Changing habits doesn’t have to be threatening or wholly unpleasant. The panel stressed the difference between the concepts of “diet” vs. “lifestyle”; “diet” has the connotation of forbidden choices, but a “lifestyle change” helps one continue to make healthy choices and find a proper balance between indulgence and moderation. Smith admitted he still eats dessert and fried chicken as he points out, “Real fried chicken, none of that fake baked stuff,” but does so while making healthier choices at other times of the week, and frequent exercise. The only way he could lose the weight was by not denying himself the things he loved now and again, and finding new foods that inspired him to stay on track. People have pointed out that rich menu choices in his restaurants haven’t changed much, to which he defends, “I’m not in the business of running marathons. I’m in the business of making food.”

On this point, Murphy said that as restaurateurs, they should have the freedom to offer everything. It’s up to diners to “make the right choices” and “not finish everything” if they feel portions are too big. Besides, if he made smaller portions, some customers would complain. Diners are a tough crowd indeed, but one way he satisfies customers is to offer small desserts for $4 each. There’s a little bit of something sweet, and no one feels they’ve gone overboard. (Smith is more of a proponent for big desserts that people can share.)

Lee said that her routine keeps her very disciplined on the weekdays, and more free to indulge on weekends. However, sometimes falling off the wagon is unavoidable, whether it’s indulgent work events, special occasions, generous dinner hosts (“gratuitous” plates when dining out at friendly establishments) or a busy, stressful week that simply doesn’t allow for proper diet and exercise, never mind all that batching. Torres emphasized that it’s important to stay focused, even when a day feels like it’s gotten out of control. Don’t make the excuse, “I’ve already been bad today, might as well indulge for the rest of the night and wait till tomorrow to be good.” Rein it in as soon as possible.

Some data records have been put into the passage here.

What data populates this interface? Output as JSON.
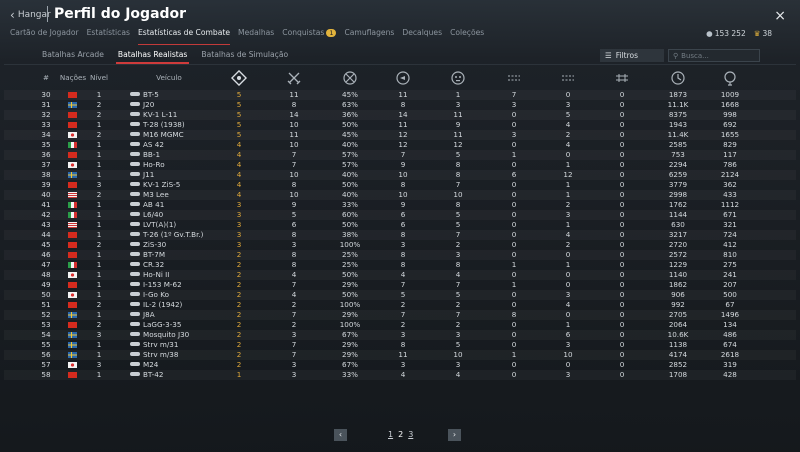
{
  "header": {
    "back_label": "Hangar",
    "title": "Perfil do Jogador",
    "close_label": "×"
  },
  "tabs": [
    {
      "label": "Cartão de Jogador"
    },
    {
      "label": "Estatísticas"
    },
    {
      "label": "Estatísticas de Combate"
    },
    {
      "label": "Medalhas"
    },
    {
      "label": "Conquistas"
    },
    {
      "label": "Camuflagens"
    },
    {
      "label": "Decalques"
    },
    {
      "label": "Coleções"
    }
  ],
  "conquistas_badge": "1",
  "currency": {
    "silver": "153 252",
    "gold": "38"
  },
  "subtabs": [
    {
      "label": "Batalhas Arcade"
    },
    {
      "label": "Batalhas Realistas"
    },
    {
      "label": "Batalhas de Simulação"
    }
  ],
  "filter_label": "Filtros",
  "search_placeholder": "Busca...",
  "columns": {
    "num": "#",
    "nation": "Nações",
    "level": "Nível",
    "vehicle": "Veículo"
  },
  "colors": {
    "accent_red": "#cf3b3b",
    "br_yellow": "#e0a93a"
  },
  "rows": [
    {
      "n": "30",
      "flag": "cn",
      "lvl": "1",
      "veh": "BT-5",
      "br": "5",
      "k": "11",
      "pct": "45%",
      "a": "11",
      "b": "1",
      "c": "7",
      "d": "0",
      "e": "0",
      "f": "1873",
      "g": "1009"
    },
    {
      "n": "31",
      "flag": "se",
      "lvl": "2",
      "veh": "J20",
      "br": "5",
      "k": "8",
      "pct": "63%",
      "a": "8",
      "b": "3",
      "c": "3",
      "d": "3",
      "e": "0",
      "f": "11.1K",
      "g": "1668"
    },
    {
      "n": "32",
      "flag": "cn",
      "lvl": "2",
      "veh": "KV-1 L-11",
      "br": "5",
      "k": "14",
      "pct": "36%",
      "a": "14",
      "b": "11",
      "c": "0",
      "d": "5",
      "e": "0",
      "f": "8375",
      "g": "998"
    },
    {
      "n": "33",
      "flag": "cn",
      "lvl": "1",
      "veh": "T-28 (1938)",
      "br": "5",
      "k": "10",
      "pct": "50%",
      "a": "11",
      "b": "9",
      "c": "0",
      "d": "4",
      "e": "0",
      "f": "1943",
      "g": "692"
    },
    {
      "n": "34",
      "flag": "jp",
      "lvl": "2",
      "veh": "M16 MGMC",
      "br": "5",
      "k": "11",
      "pct": "45%",
      "a": "12",
      "b": "11",
      "c": "3",
      "d": "2",
      "e": "0",
      "f": "11.4K",
      "g": "1655"
    },
    {
      "n": "35",
      "flag": "it",
      "lvl": "1",
      "veh": "AS 42",
      "br": "4",
      "k": "10",
      "pct": "40%",
      "a": "12",
      "b": "12",
      "c": "0",
      "d": "4",
      "e": "0",
      "f": "2585",
      "g": "829"
    },
    {
      "n": "36",
      "flag": "cn",
      "lvl": "1",
      "veh": "BB-1",
      "br": "4",
      "k": "7",
      "pct": "57%",
      "a": "7",
      "b": "5",
      "c": "1",
      "d": "0",
      "e": "0",
      "f": "753",
      "g": "117"
    },
    {
      "n": "37",
      "flag": "jp",
      "lvl": "1",
      "veh": "Ho-Ro",
      "br": "4",
      "k": "7",
      "pct": "57%",
      "a": "9",
      "b": "8",
      "c": "0",
      "d": "1",
      "e": "0",
      "f": "2294",
      "g": "786"
    },
    {
      "n": "38",
      "flag": "se",
      "lvl": "1",
      "veh": "J11",
      "br": "4",
      "k": "10",
      "pct": "40%",
      "a": "10",
      "b": "8",
      "c": "6",
      "d": "12",
      "e": "0",
      "f": "6259",
      "g": "2124"
    },
    {
      "n": "39",
      "flag": "cn",
      "lvl": "3",
      "veh": "KV-1 ZiS-5",
      "br": "4",
      "k": "8",
      "pct": "50%",
      "a": "8",
      "b": "7",
      "c": "0",
      "d": "1",
      "e": "0",
      "f": "3779",
      "g": "362"
    },
    {
      "n": "40",
      "flag": "us",
      "lvl": "2",
      "veh": "M3 Lee",
      "br": "4",
      "k": "10",
      "pct": "40%",
      "a": "10",
      "b": "10",
      "c": "0",
      "d": "1",
      "e": "0",
      "f": "2998",
      "g": "433"
    },
    {
      "n": "41",
      "flag": "it",
      "lvl": "1",
      "veh": "AB 41",
      "br": "3",
      "k": "9",
      "pct": "33%",
      "a": "9",
      "b": "8",
      "c": "0",
      "d": "2",
      "e": "0",
      "f": "1762",
      "g": "1112"
    },
    {
      "n": "42",
      "flag": "it",
      "lvl": "1",
      "veh": "L6/40",
      "br": "3",
      "k": "5",
      "pct": "60%",
      "a": "6",
      "b": "5",
      "c": "0",
      "d": "3",
      "e": "0",
      "f": "1144",
      "g": "671"
    },
    {
      "n": "43",
      "flag": "us",
      "lvl": "1",
      "veh": "LVT(A)(1)",
      "br": "3",
      "k": "6",
      "pct": "50%",
      "a": "6",
      "b": "5",
      "c": "0",
      "d": "1",
      "e": "0",
      "f": "630",
      "g": "321"
    },
    {
      "n": "44",
      "flag": "cn",
      "lvl": "1",
      "veh": "T-26 (1º Gv.T.Br.)",
      "br": "3",
      "k": "8",
      "pct": "38%",
      "a": "8",
      "b": "7",
      "c": "0",
      "d": "4",
      "e": "0",
      "f": "3217",
      "g": "724"
    },
    {
      "n": "45",
      "flag": "cn",
      "lvl": "2",
      "veh": "ZiS-30",
      "br": "3",
      "k": "3",
      "pct": "100%",
      "a": "3",
      "b": "2",
      "c": "0",
      "d": "2",
      "e": "0",
      "f": "2720",
      "g": "412"
    },
    {
      "n": "46",
      "flag": "cn",
      "lvl": "1",
      "veh": "BT-7M",
      "br": "2",
      "k": "8",
      "pct": "25%",
      "a": "8",
      "b": "3",
      "c": "0",
      "d": "0",
      "e": "0",
      "f": "2572",
      "g": "810"
    },
    {
      "n": "47",
      "flag": "it",
      "lvl": "1",
      "veh": "CR.32",
      "br": "2",
      "k": "8",
      "pct": "25%",
      "a": "8",
      "b": "8",
      "c": "1",
      "d": "1",
      "e": "0",
      "f": "1229",
      "g": "275"
    },
    {
      "n": "48",
      "flag": "jp",
      "lvl": "1",
      "veh": "Ho-Ni II",
      "br": "2",
      "k": "4",
      "pct": "50%",
      "a": "4",
      "b": "4",
      "c": "0",
      "d": "0",
      "e": "0",
      "f": "1140",
      "g": "241"
    },
    {
      "n": "49",
      "flag": "cn",
      "lvl": "1",
      "veh": "I-153 M-62",
      "br": "2",
      "k": "7",
      "pct": "29%",
      "a": "7",
      "b": "7",
      "c": "1",
      "d": "0",
      "e": "0",
      "f": "1862",
      "g": "207"
    },
    {
      "n": "50",
      "flag": "jp",
      "lvl": "1",
      "veh": "I-Go Ko",
      "br": "2",
      "k": "4",
      "pct": "50%",
      "a": "5",
      "b": "5",
      "c": "0",
      "d": "3",
      "e": "0",
      "f": "906",
      "g": "500"
    },
    {
      "n": "51",
      "flag": "cn",
      "lvl": "2",
      "veh": "IL-2 (1942)",
      "br": "2",
      "k": "2",
      "pct": "100%",
      "a": "2",
      "b": "2",
      "c": "0",
      "d": "4",
      "e": "0",
      "f": "992",
      "g": "67"
    },
    {
      "n": "52",
      "flag": "se",
      "lvl": "1",
      "veh": "J8A",
      "br": "2",
      "k": "7",
      "pct": "29%",
      "a": "7",
      "b": "7",
      "c": "8",
      "d": "0",
      "e": "0",
      "f": "2705",
      "g": "1496"
    },
    {
      "n": "53",
      "flag": "cn",
      "lvl": "2",
      "veh": "LaGG-3-35",
      "br": "2",
      "k": "2",
      "pct": "100%",
      "a": "2",
      "b": "2",
      "c": "0",
      "d": "1",
      "e": "0",
      "f": "2064",
      "g": "134"
    },
    {
      "n": "54",
      "flag": "se",
      "lvl": "3",
      "veh": "Mosquito J30",
      "br": "2",
      "k": "3",
      "pct": "67%",
      "a": "3",
      "b": "3",
      "c": "0",
      "d": "6",
      "e": "0",
      "f": "10.6K",
      "g": "486"
    },
    {
      "n": "55",
      "flag": "se",
      "lvl": "1",
      "veh": "Strv m/31",
      "br": "2",
      "k": "7",
      "pct": "29%",
      "a": "8",
      "b": "5",
      "c": "0",
      "d": "3",
      "e": "0",
      "f": "1138",
      "g": "674"
    },
    {
      "n": "56",
      "flag": "se",
      "lvl": "1",
      "veh": "Strv m/38",
      "br": "2",
      "k": "7",
      "pct": "29%",
      "a": "11",
      "b": "10",
      "c": "1",
      "d": "10",
      "e": "0",
      "f": "4174",
      "g": "2618"
    },
    {
      "n": "57",
      "flag": "jp",
      "lvl": "3",
      "veh": "M24",
      "br": "2",
      "k": "3",
      "pct": "67%",
      "a": "3",
      "b": "3",
      "c": "0",
      "d": "0",
      "e": "0",
      "f": "2852",
      "g": "319"
    },
    {
      "n": "58",
      "flag": "cn",
      "lvl": "1",
      "veh": "BT-42",
      "br": "1",
      "k": "3",
      "pct": "33%",
      "a": "4",
      "b": "4",
      "c": "0",
      "d": "3",
      "e": "0",
      "f": "1708",
      "g": "428"
    }
  ],
  "pager": {
    "prev": "‹",
    "next": "›",
    "pages": [
      "1",
      "2",
      "3"
    ],
    "current": "2"
  }
}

The most important thing that Adato was able to extract from her panelists was the concept that how we eat is as important as what we eat. Even if Torres is known for hearty Mexican food or Smith for Southern comfort classics or Murphy for architectural cotton candy, it’s about balance. Lee notes, “I used to think more about how things tasted than whether they were healthy, and now it’s more the other way around.”

So, how to continue to eat like a chef and stay fit in the process? Go ahead. Have that fried chicken. Taste every dish that comes across the pass. It’s your job. Just remember, it wouldn’t hurt to walk a few extra blocks too.